THE TASK =
The records below are to be duplicated exactly as they appear.
─── SUPPLIED MATERIAL
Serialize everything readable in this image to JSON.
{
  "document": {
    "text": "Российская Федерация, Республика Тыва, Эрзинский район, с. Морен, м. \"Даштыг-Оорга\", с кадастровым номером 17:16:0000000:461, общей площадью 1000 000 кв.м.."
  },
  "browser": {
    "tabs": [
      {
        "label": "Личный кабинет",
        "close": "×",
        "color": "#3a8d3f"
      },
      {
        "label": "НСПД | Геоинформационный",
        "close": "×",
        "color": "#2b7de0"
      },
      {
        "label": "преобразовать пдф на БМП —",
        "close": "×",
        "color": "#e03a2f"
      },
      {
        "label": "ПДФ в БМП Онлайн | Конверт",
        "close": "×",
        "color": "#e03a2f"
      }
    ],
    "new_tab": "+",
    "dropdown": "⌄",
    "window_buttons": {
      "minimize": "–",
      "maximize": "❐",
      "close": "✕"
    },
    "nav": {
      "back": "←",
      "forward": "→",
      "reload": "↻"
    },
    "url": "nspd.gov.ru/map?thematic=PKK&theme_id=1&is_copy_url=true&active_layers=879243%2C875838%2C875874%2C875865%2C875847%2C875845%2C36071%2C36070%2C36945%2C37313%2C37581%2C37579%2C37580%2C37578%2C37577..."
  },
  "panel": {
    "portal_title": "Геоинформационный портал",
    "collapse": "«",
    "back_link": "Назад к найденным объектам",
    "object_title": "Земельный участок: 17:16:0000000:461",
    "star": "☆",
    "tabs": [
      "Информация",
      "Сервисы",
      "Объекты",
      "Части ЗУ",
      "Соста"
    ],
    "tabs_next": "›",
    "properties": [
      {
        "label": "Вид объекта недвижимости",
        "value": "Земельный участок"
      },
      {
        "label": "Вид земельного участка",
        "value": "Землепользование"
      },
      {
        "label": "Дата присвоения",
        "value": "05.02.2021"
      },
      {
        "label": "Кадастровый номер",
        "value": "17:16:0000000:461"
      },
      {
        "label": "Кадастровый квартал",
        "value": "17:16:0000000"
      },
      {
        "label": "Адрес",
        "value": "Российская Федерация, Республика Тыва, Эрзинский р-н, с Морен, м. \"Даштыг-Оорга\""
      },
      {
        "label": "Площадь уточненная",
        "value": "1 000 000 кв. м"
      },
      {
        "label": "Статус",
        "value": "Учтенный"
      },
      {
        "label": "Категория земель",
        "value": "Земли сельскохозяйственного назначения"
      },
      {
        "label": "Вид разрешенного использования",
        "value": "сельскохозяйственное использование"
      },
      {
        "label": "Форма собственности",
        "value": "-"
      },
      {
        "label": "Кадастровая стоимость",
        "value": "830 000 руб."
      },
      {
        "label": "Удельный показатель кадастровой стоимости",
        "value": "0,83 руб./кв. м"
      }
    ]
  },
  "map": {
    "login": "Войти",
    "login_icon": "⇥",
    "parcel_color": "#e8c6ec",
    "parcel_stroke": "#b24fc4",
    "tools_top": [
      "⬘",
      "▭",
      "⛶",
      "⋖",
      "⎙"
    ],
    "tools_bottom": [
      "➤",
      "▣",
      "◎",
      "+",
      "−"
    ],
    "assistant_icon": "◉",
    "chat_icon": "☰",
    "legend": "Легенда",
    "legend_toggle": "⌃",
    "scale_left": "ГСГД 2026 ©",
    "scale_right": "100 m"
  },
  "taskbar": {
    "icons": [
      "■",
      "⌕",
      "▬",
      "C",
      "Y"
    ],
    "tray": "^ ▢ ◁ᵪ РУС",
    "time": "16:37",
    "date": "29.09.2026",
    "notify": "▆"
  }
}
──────
RESPONSE =
Serialize everything readable in this image to JSON.
{
  "document": {
    "text": "Российская Федерация, Республика Тыва, Эрзинский район, с. Морен, м. \"Даштыг-Оорга\", с кадастровым номером 17:16:0000000:461, общей площадью 1000 000 кв.м.."
  },
  "browser": {
    "tabs": [
      {
        "label": "Личный кабинет",
        "close": "×",
        "color": "#3a8d3f"
      },
      {
        "label": "НСПД | Геоинформационный",
        "close": "×",
        "color": "#2b7de0"
      },
      {
        "label": "преобразовать пдф на БМП —",
        "close": "×",
        "color": "#e03a2f"
      },
      {
        "label": "ПДФ в БМП Онлайн | Конверт",
        "close": "×",
        "color": "#e03a2f"
      }
    ],
    "new_tab": "+",
    "dropdown": "⌄",
    "window_buttons": {
      "minimize": "–",
      "maximize": "❐",
      "close": "✕"
    },
    "nav": {
      "back": "←",
      "forward": "→",
      "reload": "↻"
    },
    "url": "nspd.gov.ru/map?thematic=PKK&theme_id=1&is_copy_url=true&active_layers=879243%2C875838%2C875874%2C875865%2C875847%2C875845%2C36071%2C36070%2C36945%2C37313%2C37581%2C37579%2C37580%2C37578%2C37577..."
  },
  "panel": {
    "portal_title": "Геоинформационный портал",
    "collapse": "«",
    "back_link": "Назад к найденным объектам",
    "object_title": "Земельный участок: 17:16:0000000:461",
    "star": "☆",
    "tabs": [
      "Информация",
      "Сервисы",
      "Объекты",
      "Части ЗУ",
      "Соста"
    ],
    "tabs_next": "›",
    "properties": [
      {
        "label": "Вид объекта недвижимости",
        "value": "Земельный участок"
      },
      {
        "label": "Вид земельного участка",
        "value": "Землепользование"
      },
      {
        "label": "Дата присвоения",
        "value": "05.02.2021"
      },
      {
        "label": "Кадастровый номер",
        "value": "17:16:0000000:461"
      },
      {
        "label": "Кадастровый квартал",
        "value": "17:16:0000000"
      },
      {
        "label": "Адрес",
        "value": "Российская Федерация, Республика Тыва, Эрзинский р-н, с Морен, м. \"Даштыг-Оорга\""
      },
      {
        "label": "Площадь уточненная",
        "value": "1 000 000 кв. м"
      },
      {
        "label": "Статус",
        "value": "Учтенный"
      },
      {
        "label": "Категория земель",
        "value": "Земли сельскохозяйственного назначения"
      },
      {
        "label": "Вид разрешенного использования",
        "value": "сельскохозяйственное использование"
      },
      {
        "label": "Форма собственности",
        "value": "-"
      },
      {
        "label": "Кадастровая стоимость",
        "value": "830 000 руб."
      },
      {
        "label": "Удельный показатель кадастровой стоимости",
        "value": "0,83 руб./кв. м"
      }
    ]
  },
  "map": {
    "login": "Войти",
    "login_icon": "⇥",
    "parcel_color": "#e8c6ec",
    "parcel_stroke": "#b24fc4",
    "tools_top": [
      "⬘",
      "▭",
      "⛶",
      "⋖",
      "⎙"
    ],
    "tools_bottom": [
      "➤",
      "▣",
      "◎",
      "+",
      "−"
    ],
    "assistant_icon": "◉",
    "chat_icon": "☰",
    "legend": "Легенда",
    "legend_toggle": "⌃",
    "scale_left": "ГСГД 2026 ©",
    "scale_right": "100 m"
  },
  "taskbar": {
    "icons": [
      "■",
      "⌕",
      "▬",
      "C",
      "Y"
    ],
    "tray": "^ ▢ ◁ᵪ РУС",
    "time": "16:37",
    "date": "29.09.2026",
    "notify": "▆"
  }
}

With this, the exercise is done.